If one compares this with a regular telephone service, the SIP address is equivalent to a person’s name, the IP address is equivalent to a person’s telephone number, and the SIP proxy functions as a telephone directory; in other words where a person (an SIP address) makes an enquiry if he wants to know the telephone number (the IP address) of another person (another SIP address).
It is the way in which the communication between two users is produced, and who plays which role in this production, which distinguishes IP-to-IP broadband telephony from regular telephony (and at some time in the future all broadband telephones will be IP-to-IP). The role of the service provider is more comparable to that of a supplier of content who facilitates communication rather than that of a traditional telephone company.
In fact, IP-to-IP (peer-to-peer) broadband telephony involves the use of a computer network, typically the internet, to communicate (both verbally and in combination with text and/or video) between two endpoints.
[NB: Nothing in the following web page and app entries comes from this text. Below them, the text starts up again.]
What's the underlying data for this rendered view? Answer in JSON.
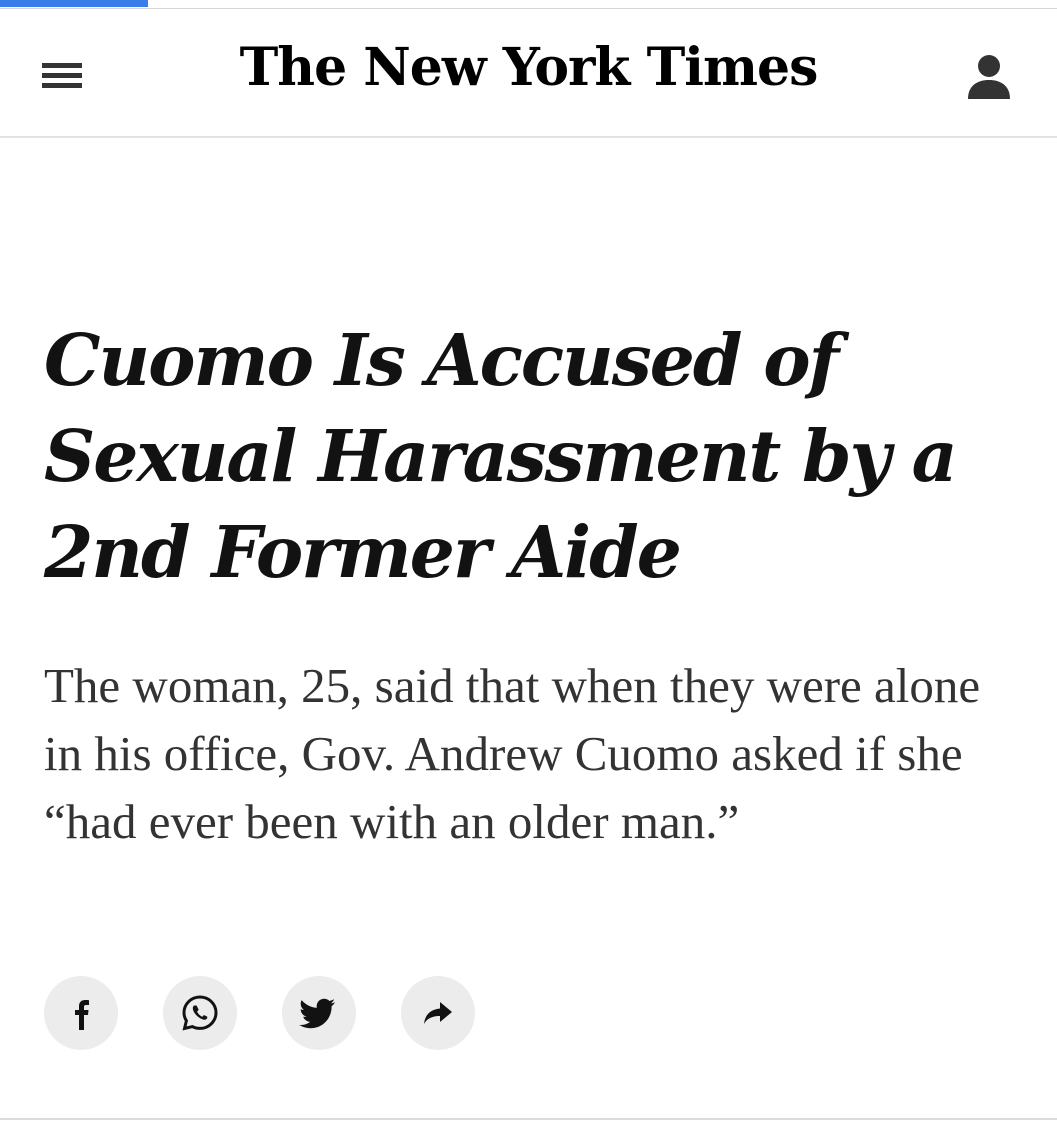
{
  "page_load": {
    "progress": 0.14
  },
  "masthead": {
    "logo_text": "The New York Times",
    "menu_icon": "hamburger-menu-icon",
    "account_icon": "user-account-icon"
  },
  "article": {
    "headline": "Cuomo Is Accused of Sexual Harassment by a 2nd Former Aide",
    "summary": "The woman, 25, said that when they were alone in his office, Gov. Andrew Cuomo asked if she “had ever been with an older man.”"
  },
  "share": {
    "buttons": [
      {
        "id": "facebook",
        "icon": "facebook-icon"
      },
      {
        "id": "whatsapp",
        "icon": "whatsapp-icon"
      },
      {
        "id": "twitter",
        "icon": "twitter-icon"
      },
      {
        "id": "more",
        "icon": "share-arrow-icon"
      }
    ]
  },
  "colors": {
    "load_bar": "#3b7ce8",
    "button_bg": "#ececec",
    "text_primary": "#121212",
    "text_secondary": "#333333"
  }
}
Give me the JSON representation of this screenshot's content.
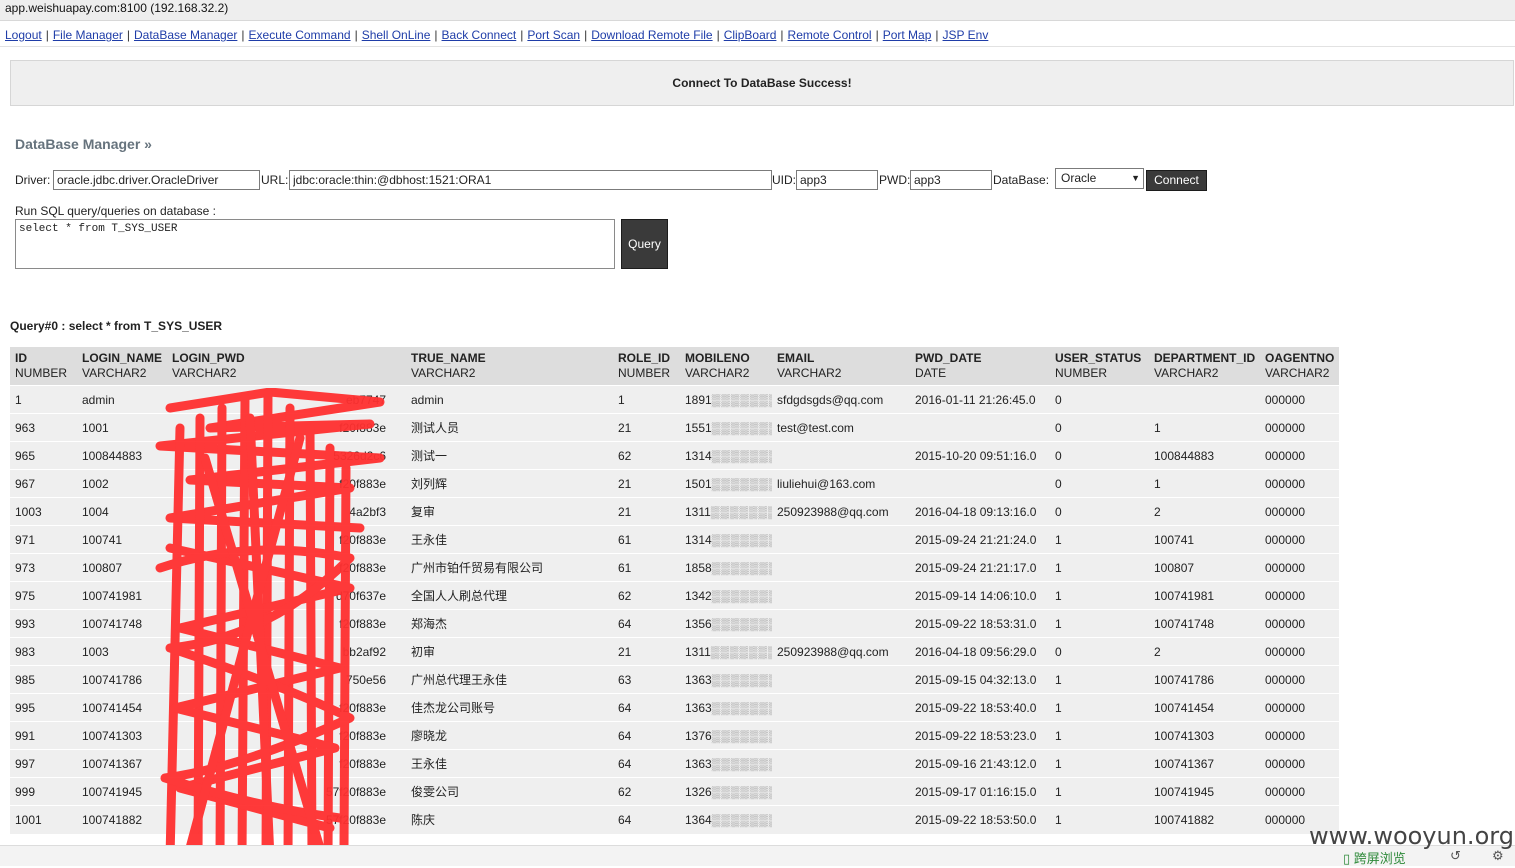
{
  "host": "app.weishuapay.com:8100 (192.168.32.2)",
  "nav": [
    "Logout",
    "File Manager",
    "DataBase Manager",
    "Execute Command",
    "Shell OnLine",
    "Back Connect",
    "Port Scan",
    "Download Remote File",
    "ClipBoard",
    "Remote Control",
    "Port Map",
    "JSP Env"
  ],
  "status_message": "Connect To DataBase Success!",
  "section_title": "DataBase Manager »",
  "connection": {
    "driver_label": "Driver:",
    "driver_value": "oracle.jdbc.driver.OracleDriver",
    "url_label": "URL:",
    "url_value": "jdbc:oracle:thin:@dbhost:1521:ORA1",
    "uid_label": "UID:",
    "uid_value": "app3",
    "pwd_label": "PWD:",
    "pwd_value": "app3",
    "database_label": "DataBase:",
    "database_value": "Oracle",
    "connect_label": "Connect"
  },
  "sql": {
    "label": "Run SQL query/queries on database :",
    "query_text": "select * from T_SYS_USER",
    "query_button": "Query"
  },
  "query_title": "Query#0 : select * from T_SYS_USER",
  "table": {
    "columns": [
      {
        "name": "ID",
        "type": "NUMBER"
      },
      {
        "name": "LOGIN_NAME",
        "type": "VARCHAR2"
      },
      {
        "name": "LOGIN_PWD",
        "type": "VARCHAR2"
      },
      {
        "name": "TRUE_NAME",
        "type": "VARCHAR2"
      },
      {
        "name": "ROLE_ID",
        "type": "NUMBER"
      },
      {
        "name": "MOBILENO",
        "type": "VARCHAR2"
      },
      {
        "name": "EMAIL",
        "type": "VARCHAR2"
      },
      {
        "name": "PWD_DATE",
        "type": "DATE"
      },
      {
        "name": "USER_STATUS",
        "type": "NUMBER"
      },
      {
        "name": "DEPARTMENT_ID",
        "type": "VARCHAR2"
      },
      {
        "name": "OAGENTNO",
        "type": "VARCHAR2"
      }
    ],
    "rows": [
      [
        "1",
        "admin",
        "eb7747",
        "admin",
        "1",
        "1891",
        "sfdgdsgds@qq.com",
        "2016-01-11 21:26:45.0",
        "0",
        "",
        "000000"
      ],
      [
        "963",
        "1001",
        "f20f883e",
        "测试人员",
        "21",
        "1551",
        "test@test.com",
        "",
        "0",
        "1",
        "000000"
      ],
      [
        "965",
        "100844883",
        "5326d2c6",
        "测试一",
        "62",
        "1314",
        "",
        "2015-10-20 09:51:16.0",
        "0",
        "100844883",
        "000000"
      ],
      [
        "967",
        "1002",
        "f20f883e",
        "刘列辉",
        "21",
        "1501",
        "liuliehui@163.com",
        "",
        "0",
        "1",
        "000000"
      ],
      [
        "1003",
        "1004",
        "4a2bf3",
        "复审",
        "21",
        "1311",
        "250923988@qq.com",
        "2016-04-18 09:13:16.0",
        "0",
        "2",
        "000000"
      ],
      [
        "971",
        "100741",
        "f20f883e",
        "王永佳",
        "61",
        "1314",
        "",
        "2015-09-24 21:21:24.0",
        "1",
        "100741",
        "000000"
      ],
      [
        "973",
        "100807",
        "f20f883e",
        "广州市铂仟贸易有限公司",
        "61",
        "1858",
        "",
        "2015-09-24 21:21:17.0",
        "1",
        "100807",
        "000000"
      ],
      [
        "975",
        "100741981",
        "d70f637e",
        "全国人人刷总代理",
        "62",
        "1342",
        "",
        "2015-09-14 14:06:10.0",
        "1",
        "100741981",
        "000000"
      ],
      [
        "993",
        "100741748",
        "f20f883e",
        "郑海杰",
        "64",
        "1356",
        "",
        "2015-09-22 18:53:31.0",
        "1",
        "100741748",
        "000000"
      ],
      [
        "983",
        "1003",
        "bb2af92",
        "初审",
        "21",
        "1311",
        "250923988@qq.com",
        "2016-04-18 09:56:29.0",
        "0",
        "2",
        "000000"
      ],
      [
        "985",
        "100741786",
        "750e56",
        "广州总代理王永佳",
        "63",
        "1363",
        "",
        "2015-09-15 04:32:13.0",
        "1",
        "100741786",
        "000000"
      ],
      [
        "995",
        "100741454",
        "f20f883e",
        "佳杰龙公司账号",
        "64",
        "1363",
        "",
        "2015-09-22 18:53:40.0",
        "1",
        "100741454",
        "000000"
      ],
      [
        "991",
        "100741303",
        "f20f883e",
        "廖晓龙",
        "64",
        "1376",
        "",
        "2015-09-22 18:53:23.0",
        "1",
        "100741303",
        "000000"
      ],
      [
        "997",
        "100741367",
        "f20f883e",
        "王永佳",
        "64",
        "1363",
        "",
        "2015-09-16 21:43:12.0",
        "1",
        "100741367",
        "000000"
      ],
      [
        "999",
        "100741945",
        "57f20f883e",
        "俊雯公司",
        "62",
        "1326",
        "",
        "2015-09-17 01:16:15.0",
        "1",
        "100741945",
        "000000"
      ],
      [
        "1001",
        "100741882",
        "57f20f883e",
        "陈庆",
        "64",
        "1364",
        "",
        "2015-09-22 18:53:50.0",
        "1",
        "100741882",
        "000000"
      ]
    ]
  },
  "watermark": "www.wooyun.org",
  "footer": {
    "status_text": "跨屏浏览"
  },
  "colors": {
    "link": "#1f3da8",
    "scribble": "#ff3030",
    "header_bg": "#dddddd",
    "row_bg": "#efefef"
  }
}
See figure below.
A typical endpoint would be you, the subscriber, or the IP side of a media gateway that facilitates interconnection between the regular telecom network and the internet. Telio SA does not operate its own media gateways, but we have arranged it so that the SIP address you are assigned with us can also be registered with telephony service providers who operate such interconnection with the telecom networks.
Put simply, one can refer to the IP-to-IP communication we facilitate as an automised telephone catalogue, in the sense that our SIP proxy servers find and help to establish communication between two endpoints that each have their own IP address (you and the person you want to communicate with, whether it be another end user or the IP side of a media gateway belonging to a company who provides interconnection with the telecom network. And since the internet is a global network, these IP addresses, both yours, the one you are communicating with and the SIP proxy server, can be physically located anywhere in the world. These days, when one has access to broadband on aircraft too, you can even sit on an aircraft at 10,000 metres altitude and communicate via the IP address designated to you by the aircraft’s broadband line.
The role of a SIP proxy server is simply to make it as easy for two parties to communicate over the internet as over the regular telecom network. All you need to know is the telephone number or SIP address of the person you wish to contact, and the proxy server will keep track of which IP address the SIP address is on at any given time. Once contact is established, we have no further role to play in the call, and do not participate in the transmission of ‘voice packets’. The transmission of voice packets occurs directly between the devices themselves, over the broadband connections to which the endpoints subscribe through their broadband service provider.
In fact even if our SIP is removed, all telephone calls (in the world of IP technology these are usually referred to as 'communication sessions') that are already in progress are not affected whatsoever. Because the network transmitting the voice packets is the customer’s own broadband connection, the calls proceed as normal.